**Problem:** Give the entries below again, word for word, and leave out the images.

**Source records:**
>>>
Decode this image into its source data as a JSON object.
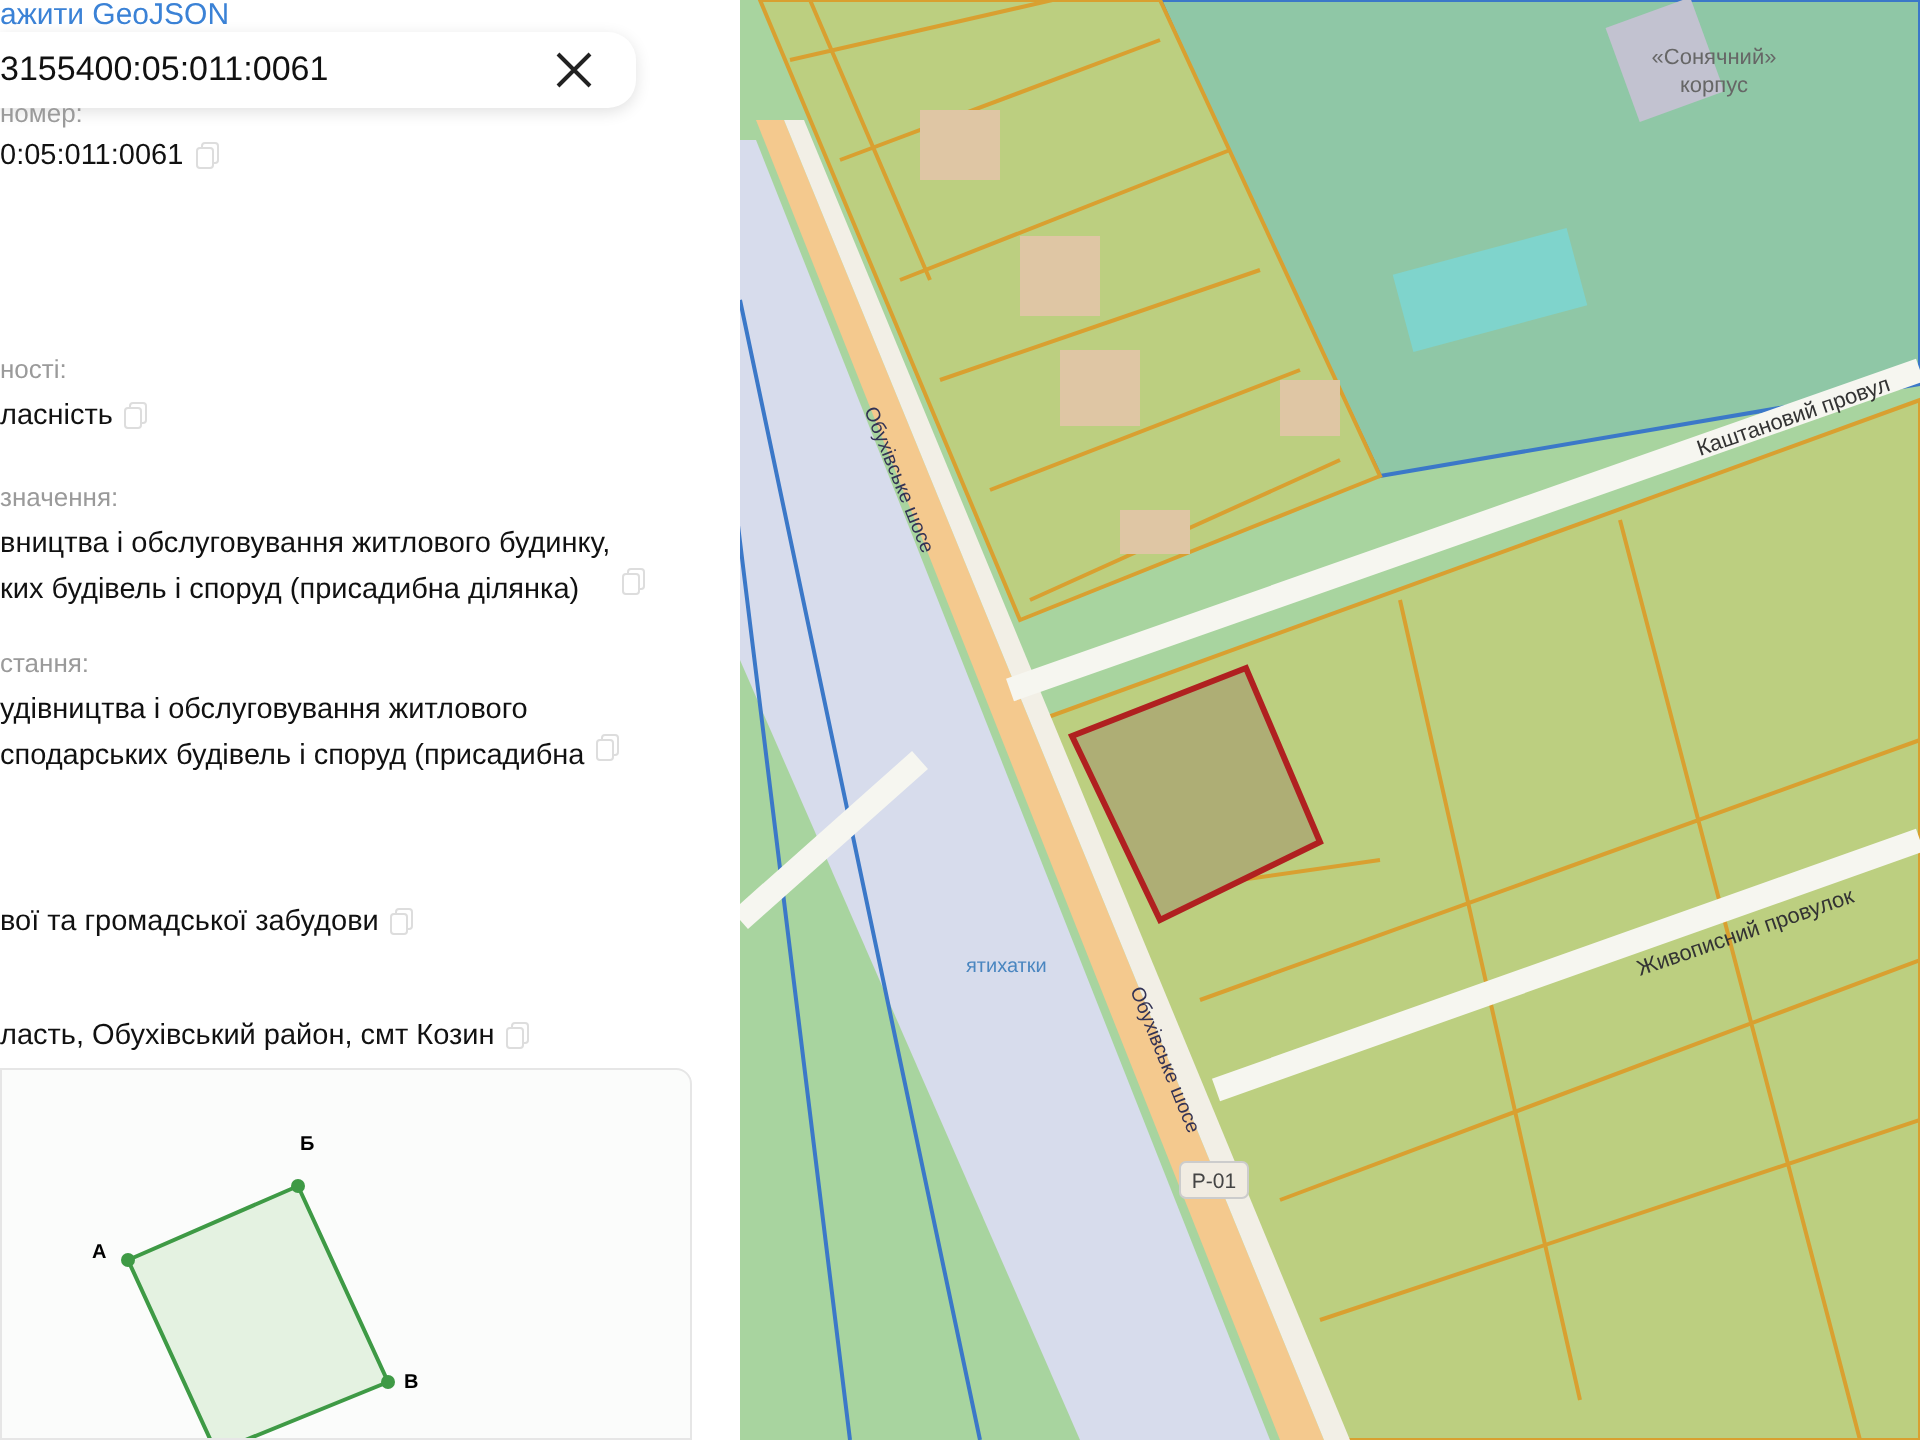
{
  "panel": {
    "link": "ажити GeoJSON",
    "search": {
      "value": "3155400:05:011:0061"
    },
    "number_label": "номер:",
    "fields": [
      {
        "lines": [
          "0:05:011:0061"
        ]
      },
      {
        "label": "ності:",
        "lines": [
          "ласність"
        ]
      },
      {
        "label": "значення:",
        "lines": [
          "вництва і обслуговування житлового будинку,",
          "ких будівель і споруд (присадибна ділянка)"
        ]
      },
      {
        "label": "стання:",
        "lines": [
          "удівництва і обслуговування житлового",
          "сподарських будівель і споруд (присадибна"
        ]
      },
      {
        "lines": [
          "вої та громадської забудови"
        ]
      },
      {
        "lines": [
          "ласть, Обухівський район, смт Козин"
        ]
      }
    ],
    "plan": {
      "vertices": [
        "А",
        "Б",
        "В"
      ]
    }
  },
  "map": {
    "labels": [
      {
        "kind": "place",
        "text": "«Сонячний»"
      },
      {
        "kind": "place",
        "text": "корпус"
      },
      {
        "kind": "street",
        "text": "Каштановий провул"
      },
      {
        "kind": "road",
        "text": "Обухівське шосе"
      },
      {
        "kind": "street",
        "text": "Живописний провулок"
      },
      {
        "kind": "stop",
        "text": "ятихатки"
      },
      {
        "kind": "road",
        "text": "Обухівське шосе"
      },
      {
        "kind": "shield",
        "text": "Р-01"
      }
    ]
  }
}
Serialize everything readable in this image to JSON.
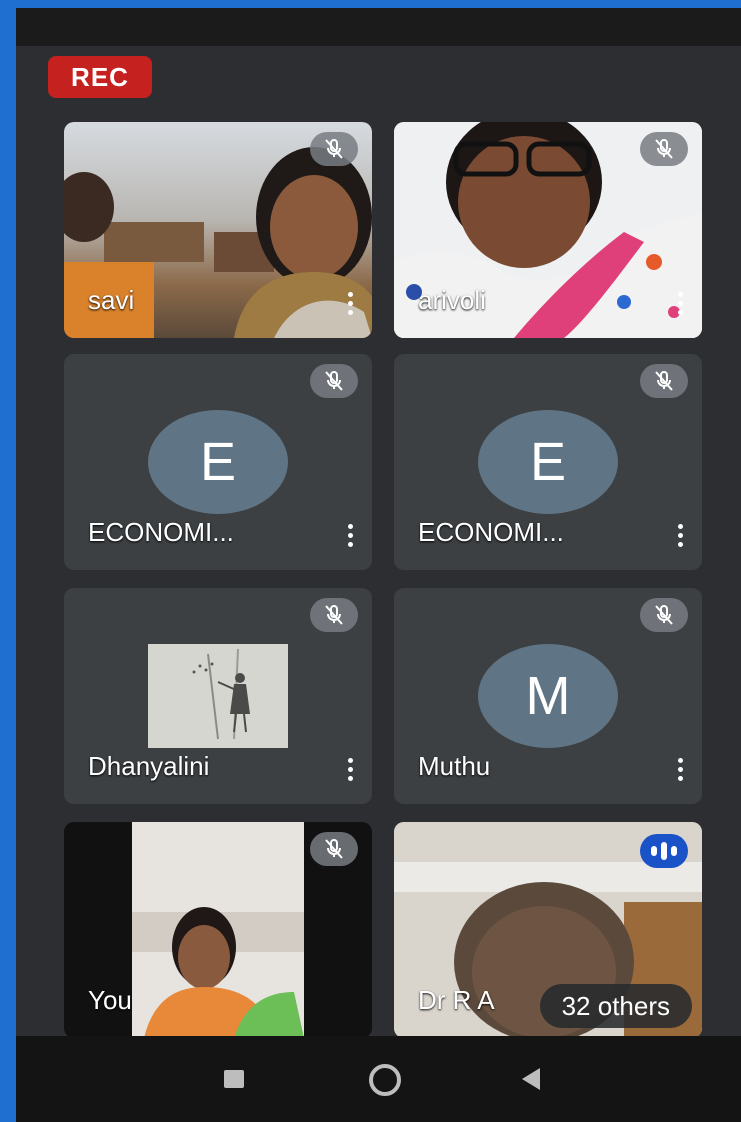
{
  "recording": {
    "label": "REC",
    "color": "#c5221f"
  },
  "tiles": [
    {
      "name": "savi",
      "muted": true,
      "type": "video"
    },
    {
      "name": "arivoli",
      "muted": true,
      "type": "video"
    },
    {
      "name": "ECONOMI...",
      "avatar_letter": "E",
      "muted": true,
      "type": "avatar"
    },
    {
      "name": "ECONOMI...",
      "avatar_letter": "E",
      "muted": true,
      "type": "avatar"
    },
    {
      "name": "Dhanyalini",
      "muted": true,
      "type": "avatar-image"
    },
    {
      "name": "Muthu",
      "avatar_letter": "M",
      "muted": true,
      "type": "avatar"
    },
    {
      "name": "You",
      "muted": true,
      "type": "video"
    },
    {
      "name": "Dr R A",
      "speaking": true,
      "type": "video",
      "others_label": "32 others"
    }
  ],
  "colors": {
    "tile_bg": "#3c4043",
    "avatar_bg": "#5f7484",
    "speaking_badge": "#1a52c7"
  },
  "icons": [
    "mic-off-icon",
    "more-vert-icon",
    "speaking-icon",
    "nav-recents-icon",
    "nav-home-icon",
    "nav-back-icon"
  ]
}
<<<
**Response to this task:**
Decode this image into its source data as a JSON object.
{
  "panel": {
    "link": "ажити GeoJSON",
    "search": {
      "value": "3155400:05:011:0061"
    },
    "number_label": "номер:",
    "fields": [
      {
        "lines": [
          "0:05:011:0061"
        ]
      },
      {
        "label": "ності:",
        "lines": [
          "ласність"
        ]
      },
      {
        "label": "значення:",
        "lines": [
          "вництва і обслуговування житлового будинку,",
          "ких будівель і споруд (присадибна ділянка)"
        ]
      },
      {
        "label": "стання:",
        "lines": [
          "удівництва і обслуговування житлового",
          "сподарських будівель і споруд (присадибна"
        ]
      },
      {
        "lines": [
          "вої та громадської забудови"
        ]
      },
      {
        "lines": [
          "ласть, Обухівський район, смт Козин"
        ]
      }
    ],
    "plan": {
      "vertices": [
        "А",
        "Б",
        "В"
      ]
    }
  },
  "map": {
    "labels": [
      {
        "kind": "place",
        "text": "«Сонячний»"
      },
      {
        "kind": "place",
        "text": "корпус"
      },
      {
        "kind": "street",
        "text": "Каштановий провул"
      },
      {
        "kind": "road",
        "text": "Обухівське шосе"
      },
      {
        "kind": "street",
        "text": "Живописний провулок"
      },
      {
        "kind": "stop",
        "text": "ятихатки"
      },
      {
        "kind": "road",
        "text": "Обухівське шосе"
      },
      {
        "kind": "shield",
        "text": "Р-01"
      }
    ]
  }
}
Serialize everything readable in this image to JSON.
{
  "recording": {
    "label": "REC",
    "color": "#c5221f"
  },
  "tiles": [
    {
      "name": "savi",
      "muted": true,
      "type": "video"
    },
    {
      "name": "arivoli",
      "muted": true,
      "type": "video"
    },
    {
      "name": "ECONOMI...",
      "avatar_letter": "E",
      "muted": true,
      "type": "avatar"
    },
    {
      "name": "ECONOMI...",
      "avatar_letter": "E",
      "muted": true,
      "type": "avatar"
    },
    {
      "name": "Dhanyalini",
      "muted": true,
      "type": "avatar-image"
    },
    {
      "name": "Muthu",
      "avatar_letter": "M",
      "muted": true,
      "type": "avatar"
    },
    {
      "name": "You",
      "muted": true,
      "type": "video"
    },
    {
      "name": "Dr R A",
      "speaking": true,
      "type": "video",
      "others_label": "32 others"
    }
  ],
  "colors": {
    "tile_bg": "#3c4043",
    "avatar_bg": "#5f7484",
    "speaking_badge": "#1a52c7"
  },
  "icons": [
    "mic-off-icon",
    "more-vert-icon",
    "speaking-icon",
    "nav-recents-icon",
    "nav-home-icon",
    "nav-back-icon"
  ]
}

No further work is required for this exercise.